Public Safety Grant News and Tips by, Kurt Bradley, Certified Grants Consultant
When public safety agencies go in search of grant money for specific projects or equipment, they often give up out of frustration. A desperate search for funding for that critical need often leads to grants whose deadlines have already passed, discontinued grant programs, or no grants for these items at all. But things are not what they seem. Funding is out there. You just have to apply some creative thinking, a strategy I call “alternative funding.”
Using this method can mean the difference between going without, or being a resourceful and innovative thinker who obtains that funding you and your agency so desperately need. Here’s how it works.
Think Training Aid, Not Equipment
One of the areas of grant funding that is historically overlooked is the abundance of money available for training.
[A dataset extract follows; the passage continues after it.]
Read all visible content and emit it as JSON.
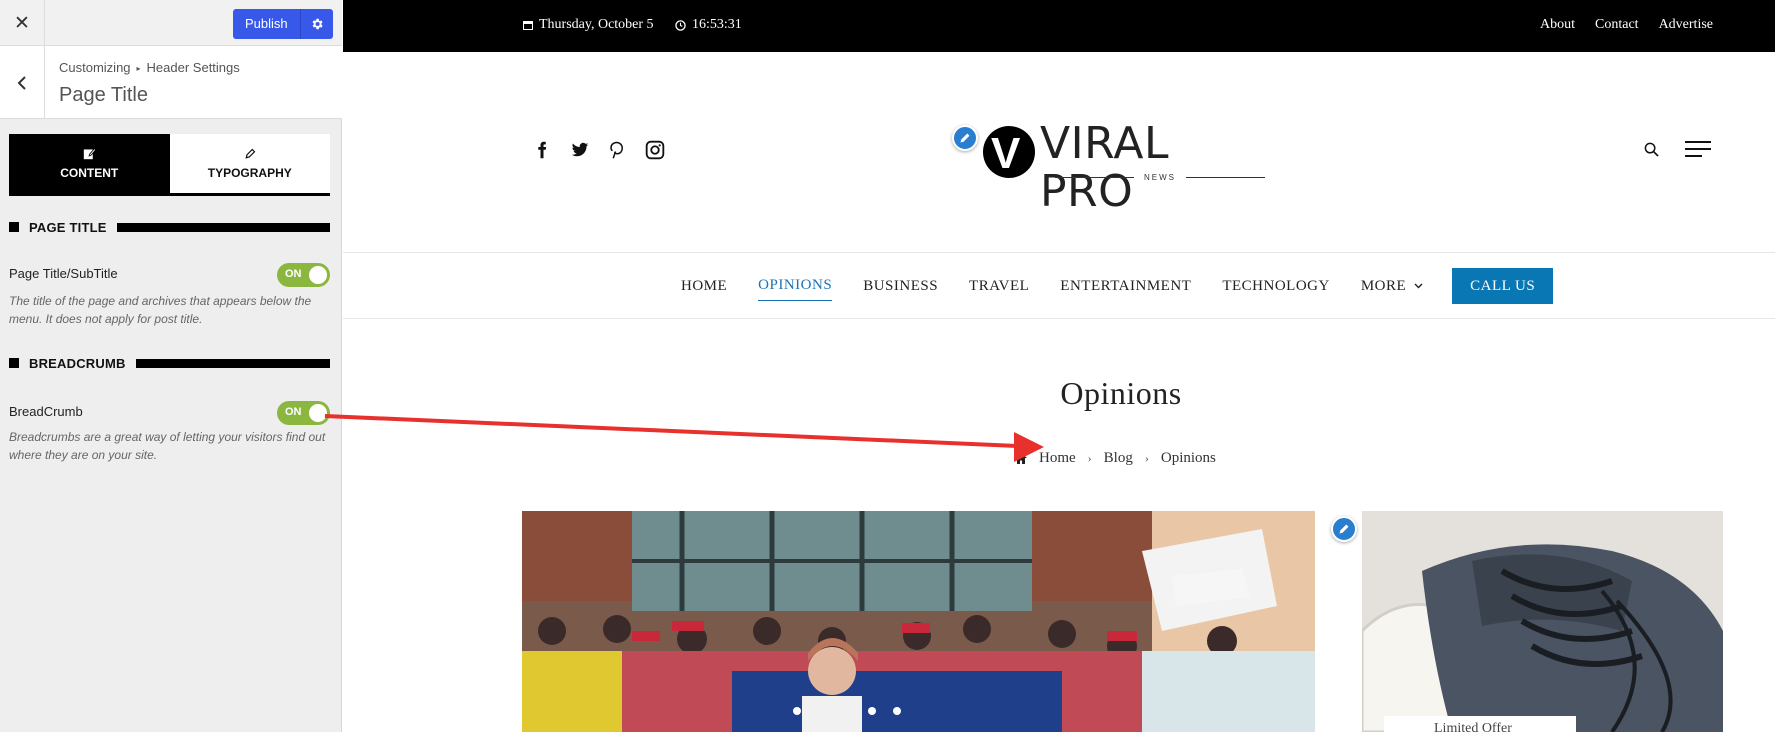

In the world of public safety there is a huge emphasis placed on continuing education, maintaining advanced or basic certifications and the time proven methodology that training leads to safer operations and injury reduction for employees.
What the experienced grant writer needs to recognize is that this emphasis on training can be capitalized on for multiple benefits to your agency.
In most comprehensive training programs for public safety agencies there is “hands-on” training utilizing the tools or equipment needed to properly perform the task. If you do not have the equipment needed to conduct the proper training then in many cases you can acquire that equipment as “training props” which are needed to accomplish the training. Once the training is accomplished the equipment does not require that it be put in a box and stored in a closet till the next class, use it for what you need.
Let’s Be Reasonable Here
Now we have to be reasonable about this in that you cannot acquire a new aerial for your fire department just to teach an “aerial operations” course or gain a new police squad car just to teach” pursuit driving skills”.
However, obtaining a couple of AEDs to coincide with your Citizen CPR classes or a set of night-vision goggles to teach “low-light tactical operations” is not unreasonable. You can make these courses especially appealing if you broaden your scope to include conducting the courses several times in a year and offering attendance to outside agencies as well.
Creative thinking such as this is exactly what can help you find alternative ways to get the funding you need.
Remember: the ultimate goal is to arrive at the destination. However, there are always alternative routes by which to arrive at that same destination.